  • To support the usage of provisional terms, we defined and implemented a set of requirements. First, users need to be able to create terms and get an id. In addition, ontology developers and other applications need a way to query and filter these terms based on a set of parameters, like suggested ontologies, submitter, or term creation date ranges. Finally, users needed to be able to take the provisional id and get back the final, implemented term if one exists. All of this functionality is currently available via REST services.
  • In conclusion, we created an ontology-based system to enable collaboration between ontology editors and feedback from users. We have a service-oriented, RESTful architecture which allows multiple systems to read and write to the same store. Finally, we’ve implemented a set of RESTful services to support the immediate use of proposed and provisional terms.
  • Semantic Infrastructure to Enable Collaboration in Ontology Development

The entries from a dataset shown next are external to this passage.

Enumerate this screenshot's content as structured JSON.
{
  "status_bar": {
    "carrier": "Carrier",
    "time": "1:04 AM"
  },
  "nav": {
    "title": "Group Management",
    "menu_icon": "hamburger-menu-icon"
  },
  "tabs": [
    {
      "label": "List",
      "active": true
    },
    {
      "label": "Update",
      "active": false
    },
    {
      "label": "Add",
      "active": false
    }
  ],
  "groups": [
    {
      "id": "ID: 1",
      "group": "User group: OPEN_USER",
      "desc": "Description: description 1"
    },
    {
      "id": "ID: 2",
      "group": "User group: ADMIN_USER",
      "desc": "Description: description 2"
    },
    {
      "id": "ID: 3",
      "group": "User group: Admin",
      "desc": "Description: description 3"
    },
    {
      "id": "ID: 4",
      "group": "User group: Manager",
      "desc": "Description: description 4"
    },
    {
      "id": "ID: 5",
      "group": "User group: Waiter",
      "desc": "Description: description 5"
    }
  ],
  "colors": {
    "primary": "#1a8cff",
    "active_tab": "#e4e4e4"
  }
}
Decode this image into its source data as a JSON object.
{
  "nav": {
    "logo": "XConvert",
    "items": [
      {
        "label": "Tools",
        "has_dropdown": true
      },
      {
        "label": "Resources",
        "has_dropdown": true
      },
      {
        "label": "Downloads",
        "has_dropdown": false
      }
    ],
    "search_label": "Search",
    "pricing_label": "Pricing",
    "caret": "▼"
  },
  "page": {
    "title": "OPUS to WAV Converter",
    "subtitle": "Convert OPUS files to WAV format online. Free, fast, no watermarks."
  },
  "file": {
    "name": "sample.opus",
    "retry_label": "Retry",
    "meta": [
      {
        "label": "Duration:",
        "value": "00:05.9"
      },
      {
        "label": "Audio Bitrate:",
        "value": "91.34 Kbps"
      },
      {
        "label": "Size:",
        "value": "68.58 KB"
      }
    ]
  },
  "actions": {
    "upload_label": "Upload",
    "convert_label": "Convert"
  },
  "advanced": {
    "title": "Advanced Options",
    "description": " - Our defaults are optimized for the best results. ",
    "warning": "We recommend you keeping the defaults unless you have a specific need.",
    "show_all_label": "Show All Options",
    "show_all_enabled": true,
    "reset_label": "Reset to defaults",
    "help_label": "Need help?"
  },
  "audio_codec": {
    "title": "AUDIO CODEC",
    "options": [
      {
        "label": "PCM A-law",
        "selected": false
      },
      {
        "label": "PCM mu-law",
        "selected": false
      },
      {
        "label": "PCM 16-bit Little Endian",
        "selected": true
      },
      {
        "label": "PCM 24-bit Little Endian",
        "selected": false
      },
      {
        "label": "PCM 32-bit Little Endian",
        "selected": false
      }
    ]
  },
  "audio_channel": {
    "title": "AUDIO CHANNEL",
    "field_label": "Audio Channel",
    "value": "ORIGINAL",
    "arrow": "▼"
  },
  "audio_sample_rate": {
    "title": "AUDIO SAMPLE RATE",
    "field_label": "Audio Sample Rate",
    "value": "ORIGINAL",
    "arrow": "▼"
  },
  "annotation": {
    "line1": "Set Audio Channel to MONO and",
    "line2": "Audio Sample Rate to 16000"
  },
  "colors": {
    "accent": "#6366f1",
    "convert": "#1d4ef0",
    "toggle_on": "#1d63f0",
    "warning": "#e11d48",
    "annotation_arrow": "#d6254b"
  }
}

    1. 1. Semantic Infrastructure to Enable Collaboration in Ontology Development<br />2011 International Conference on Collaboration Technologies and Systems<br />Semantic Technologies for Information-Integrated Collaboration<br />Wednesday, May 25 2011<br />Presenter: Paul R. Alexander<br />Authors: Paul R. Alexander, CsongorNyulas, Tania Tudorache,Patricia L. Whetzel, Natalya F. Noy, Mark A. Musen<br />Stanford Center for Biomedical Informatics Research, Stanford University, US<br />
    2. 2. Notes Primer<br />
    3. 3. Introduction<br />What is an ontology?<br />Ontology development and publication<br />Problems working together<br />Notes and provisional terms<br />Conclusion<br />
    4. 4. What is an Ontology?<br />
    5. 5. Ontology Development<br />Editing<br />Publishing<br />Protégé, WebProtégé<br />BioPortal<br />
    6. 6. Biomedical Resource Ontology<br />
    7. 7. MIAMExpress<br />
    8. 8. Gene Ontology<br />
    9. 9. Notes Use Cases<br />Consensus-building (BRO)<br />New term requests (MIAMExpress, Phenex)<br />Data annotation (GO)<br />Automated requests (ODIE)<br />
    10. 10. Requirements for Notes<br />Comprised of structured information<br />Accessed via REST web service<br />Placed into an archived state<br />Extended via domain-specific notes types<br />
    11. 11. Types of Notes<br />
    12. 12. Notes APIs<br />
    13. 13. Notes Usage<br />Comments/Requests<br />
    14. 14. Notes Usage<br />Editor Workflow<br />
    15. 15. Notes Usage<br />Editor Workflow<br />
    16. 16. Provisional Terms<br />
    17. 17. Requirements for Provisional Terms<br />Term creation<br />Query and filter<br />Get implemented term<br />
    18. 18. Future Work<br />Further integration of BioPortal and WebProtégé<br />Automation support for editors<br />Full-fledged ‘Term Marketplace’<br />
    19. 19. Conclusion<br />Ontology-based architecture to support collaboration and feedback<br />Service-oriented, RESTful architecture allows multiple systems to access a common store<br />Provisional terms enable immediate use<br />http://bioportal.bioontology.org<br />